Barely a week has passed since the Democratic challenger Joe Biden won the United States Presidential Elections 2020, and it seems the President-elect is already facing heat from Indians on Twitter.
It all started when Biden, who is set to assume office as the US President in January 2021, put out a tweet wishing Indians a Happy Diwali on Saturday.
"To the millions of Hindus, Jains, Sikhs, and Buddhists celebrating the Festival of Lights, @DrBiden and I send our best wishes for a #HappyDiwali. May your new year be filled with hope, happiness, and prosperity. Sal Mubarak," Biden wrote.
Little did he know that his simple tweet was enough to cause controversy in India, where many took issue with Biden use of the term "Sal mubarak" as a Diwali saturation.
Mr Biden, what is this "saal mubarak"? For Diwali it has no meaning & even no connotations. If you don't know how to wish on Diwali, better ask @realDonaldTrump. He can guide you.
— Maharaj 🇮🇳 (@war_echo) November 14, 2020
Many pointed out that "Sal Mubarak" was indeed an "Islamic greeting" and not one used to greet Diwali.
I know that some people use Arabic greetings during Hindu festivals for a variety of historical reasons. I’m Kashmiri.
Doesn’t mean it’s something we all either want to do or should have to do.
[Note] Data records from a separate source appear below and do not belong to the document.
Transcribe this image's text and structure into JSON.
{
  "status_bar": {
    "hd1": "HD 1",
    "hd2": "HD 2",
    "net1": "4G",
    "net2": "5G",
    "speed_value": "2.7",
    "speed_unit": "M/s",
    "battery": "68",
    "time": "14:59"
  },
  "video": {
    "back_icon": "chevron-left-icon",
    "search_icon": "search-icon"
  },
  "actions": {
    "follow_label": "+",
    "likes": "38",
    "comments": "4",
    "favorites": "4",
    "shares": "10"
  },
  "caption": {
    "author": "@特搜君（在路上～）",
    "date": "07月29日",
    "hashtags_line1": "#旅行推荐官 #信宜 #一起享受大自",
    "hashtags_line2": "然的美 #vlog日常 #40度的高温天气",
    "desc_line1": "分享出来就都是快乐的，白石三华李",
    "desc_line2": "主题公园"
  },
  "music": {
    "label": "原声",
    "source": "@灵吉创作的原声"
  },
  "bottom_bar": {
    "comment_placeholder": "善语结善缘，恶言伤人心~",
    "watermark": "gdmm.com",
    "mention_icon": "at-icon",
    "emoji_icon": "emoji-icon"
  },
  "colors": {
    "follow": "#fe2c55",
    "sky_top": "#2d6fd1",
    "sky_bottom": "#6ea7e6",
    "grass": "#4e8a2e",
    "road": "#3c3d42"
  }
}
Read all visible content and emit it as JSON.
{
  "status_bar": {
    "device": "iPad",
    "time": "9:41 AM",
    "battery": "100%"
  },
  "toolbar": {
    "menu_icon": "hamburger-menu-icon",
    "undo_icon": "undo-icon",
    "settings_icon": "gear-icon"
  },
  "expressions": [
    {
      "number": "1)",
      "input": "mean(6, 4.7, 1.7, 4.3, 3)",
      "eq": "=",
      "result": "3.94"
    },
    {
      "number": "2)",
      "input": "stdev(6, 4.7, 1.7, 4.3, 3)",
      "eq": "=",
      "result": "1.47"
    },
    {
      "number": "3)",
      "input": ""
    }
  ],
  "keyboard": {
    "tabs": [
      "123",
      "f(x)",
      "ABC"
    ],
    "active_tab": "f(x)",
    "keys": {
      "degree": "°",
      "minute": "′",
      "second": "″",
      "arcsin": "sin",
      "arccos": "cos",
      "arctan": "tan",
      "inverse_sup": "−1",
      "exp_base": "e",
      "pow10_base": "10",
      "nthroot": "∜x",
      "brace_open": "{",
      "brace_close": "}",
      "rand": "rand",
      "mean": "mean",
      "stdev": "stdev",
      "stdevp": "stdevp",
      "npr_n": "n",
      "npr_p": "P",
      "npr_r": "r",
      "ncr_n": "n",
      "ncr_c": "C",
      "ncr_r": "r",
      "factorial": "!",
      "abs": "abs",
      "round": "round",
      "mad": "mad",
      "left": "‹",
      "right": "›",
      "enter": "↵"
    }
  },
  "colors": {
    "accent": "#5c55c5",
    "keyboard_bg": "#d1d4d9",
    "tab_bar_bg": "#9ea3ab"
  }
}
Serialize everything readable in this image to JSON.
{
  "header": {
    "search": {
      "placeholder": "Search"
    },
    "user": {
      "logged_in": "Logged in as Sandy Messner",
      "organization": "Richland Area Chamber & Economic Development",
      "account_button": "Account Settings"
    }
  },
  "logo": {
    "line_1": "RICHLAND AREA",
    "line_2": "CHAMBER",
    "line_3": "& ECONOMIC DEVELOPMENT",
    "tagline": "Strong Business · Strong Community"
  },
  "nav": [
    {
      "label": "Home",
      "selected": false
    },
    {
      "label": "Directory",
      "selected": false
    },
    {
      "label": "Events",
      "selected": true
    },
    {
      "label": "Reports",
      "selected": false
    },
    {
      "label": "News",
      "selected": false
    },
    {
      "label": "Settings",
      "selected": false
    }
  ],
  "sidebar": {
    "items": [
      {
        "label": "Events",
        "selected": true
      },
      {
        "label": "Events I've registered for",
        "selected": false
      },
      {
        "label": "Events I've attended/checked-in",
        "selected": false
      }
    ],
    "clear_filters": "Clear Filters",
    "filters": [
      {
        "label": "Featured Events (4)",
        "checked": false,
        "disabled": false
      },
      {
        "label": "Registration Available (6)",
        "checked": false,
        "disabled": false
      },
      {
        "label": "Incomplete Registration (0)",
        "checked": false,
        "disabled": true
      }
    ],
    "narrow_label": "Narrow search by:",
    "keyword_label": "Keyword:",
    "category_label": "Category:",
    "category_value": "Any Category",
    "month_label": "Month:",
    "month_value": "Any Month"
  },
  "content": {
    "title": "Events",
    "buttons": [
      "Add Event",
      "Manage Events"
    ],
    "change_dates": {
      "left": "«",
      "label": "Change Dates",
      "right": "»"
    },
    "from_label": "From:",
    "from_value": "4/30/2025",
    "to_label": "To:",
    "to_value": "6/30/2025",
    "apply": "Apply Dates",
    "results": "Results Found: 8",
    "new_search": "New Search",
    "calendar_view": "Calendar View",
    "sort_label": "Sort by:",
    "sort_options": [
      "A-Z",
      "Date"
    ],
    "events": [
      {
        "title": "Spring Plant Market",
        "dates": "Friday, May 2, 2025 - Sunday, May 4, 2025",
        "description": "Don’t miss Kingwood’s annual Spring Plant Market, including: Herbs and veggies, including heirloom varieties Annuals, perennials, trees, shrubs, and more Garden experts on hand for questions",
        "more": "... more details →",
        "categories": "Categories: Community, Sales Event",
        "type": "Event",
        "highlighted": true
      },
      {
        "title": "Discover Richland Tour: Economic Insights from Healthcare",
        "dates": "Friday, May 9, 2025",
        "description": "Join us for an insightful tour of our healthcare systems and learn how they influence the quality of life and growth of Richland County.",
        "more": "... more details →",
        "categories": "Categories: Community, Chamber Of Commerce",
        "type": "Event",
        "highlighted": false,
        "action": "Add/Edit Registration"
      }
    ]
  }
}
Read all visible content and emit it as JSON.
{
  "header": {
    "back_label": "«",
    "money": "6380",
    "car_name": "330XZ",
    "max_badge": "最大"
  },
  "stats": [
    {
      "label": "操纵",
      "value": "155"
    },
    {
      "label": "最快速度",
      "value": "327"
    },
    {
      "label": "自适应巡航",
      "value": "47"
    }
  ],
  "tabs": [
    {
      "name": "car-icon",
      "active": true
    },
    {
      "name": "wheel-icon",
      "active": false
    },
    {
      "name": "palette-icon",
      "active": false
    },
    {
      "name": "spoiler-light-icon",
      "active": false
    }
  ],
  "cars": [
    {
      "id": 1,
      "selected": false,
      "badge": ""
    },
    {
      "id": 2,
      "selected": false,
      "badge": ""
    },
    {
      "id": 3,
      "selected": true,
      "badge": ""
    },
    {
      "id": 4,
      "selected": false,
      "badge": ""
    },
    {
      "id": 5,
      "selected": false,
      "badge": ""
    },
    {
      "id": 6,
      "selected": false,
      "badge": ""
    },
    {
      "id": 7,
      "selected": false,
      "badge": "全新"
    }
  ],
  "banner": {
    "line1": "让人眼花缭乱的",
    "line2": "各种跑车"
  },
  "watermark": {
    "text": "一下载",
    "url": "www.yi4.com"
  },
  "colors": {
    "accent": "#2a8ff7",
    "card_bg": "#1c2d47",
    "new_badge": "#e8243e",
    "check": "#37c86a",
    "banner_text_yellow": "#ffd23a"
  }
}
Bombay was called Bombay until it wasn’t.
— Sheenie Ambardar, M.D. (@DrAmbardar) November 14, 2020
But but but what this Sal Mubarak has to do with Diwali celebrations? Don't try to be too smart playing with words to ride on two horses. Both will push you down together
— Prof.S.Venugopalan🇮🇳 (@Gopalee67) November 14, 2020
What is "Sal Mubarak"?
However, it seems Desi Twitter got it wrong. "Saal mubarak" is not a reference to any Islamic festival. In fact, Sal Mubarak is used to signify the occasion of Gujarati New Year, celebrated on the day after Diwali in Gujarat. The day is observed by Gujaratis including Paris, Hindus, Jains and Sikhs.
Prime Minister Narendra Modi tweeted about it in 2017.
Entire Gujarat consisting millions of Hindus Jains Parsis Sikhs Muslims & our beloved Prime Minister wish it as 'Sal Mubarak'. Next day of Diwali is our new year. So please! & Urdu has nothing to do with Islam, it is one of the greatest languages of India. Period. . pic.twitter.com/Ol9QtgRTYR
— Jay Gandhi (@discoverjay24) November 14, 2020
The greeting, nevertheless, managed to go viral and soon, memes popped up. Many from Gujarat expressed pride over Biden's "saal mubarak" tweet.
Democrats giving special Acknowledgement to Gujaratis by wishing Sal Mubarak.
— Het Daftary (@DaftaryHet) November 15, 2020
You should be a Gujarati to understand !! Tomorrow when PM will greet gujjus with Sal Mubarak, you will get it what I am saying !
— Yash Majiwala (@yash23597) November 15, 2020
TO all those who think about sal mubarak in Gujarat people say sal mubarak as Happy New year ok
— Nature Explorer (@NatureExplore13) November 14, 2020
And while some naysayers took issue with the use of the word "mubarak", others lauded Biden for extending his warm wishes to the Hindu community in the US.
Light comes in many forms. After all the darkness our nation experienced in 2020, I am looking forward to our new President and VP bringing light, hope, and happiness in the new year.
Happy Diwali to all! https://t.co/WsfhAb9HAs
— Sri Preston Kulkarni (@SriPKulkarni) November 14, 2020
Biden: A president that welcomes the festivals of other cultures.
Trump: A "President" who hates everyone except himself https://t.co/RixcFj0VDr
— Dax Gigandet (@DaxGigandet) November 14, 2020
— Shubham Singhal (@ShubhamSinghall) November 14, 2020
"Saal Mubarak" is also used by the Parsi community to celebrate Nauroz, the Zoroastrian New Year celebrated in India and Pakistan. "Saal" means year while "Mubarak" is Arabic for congratulations.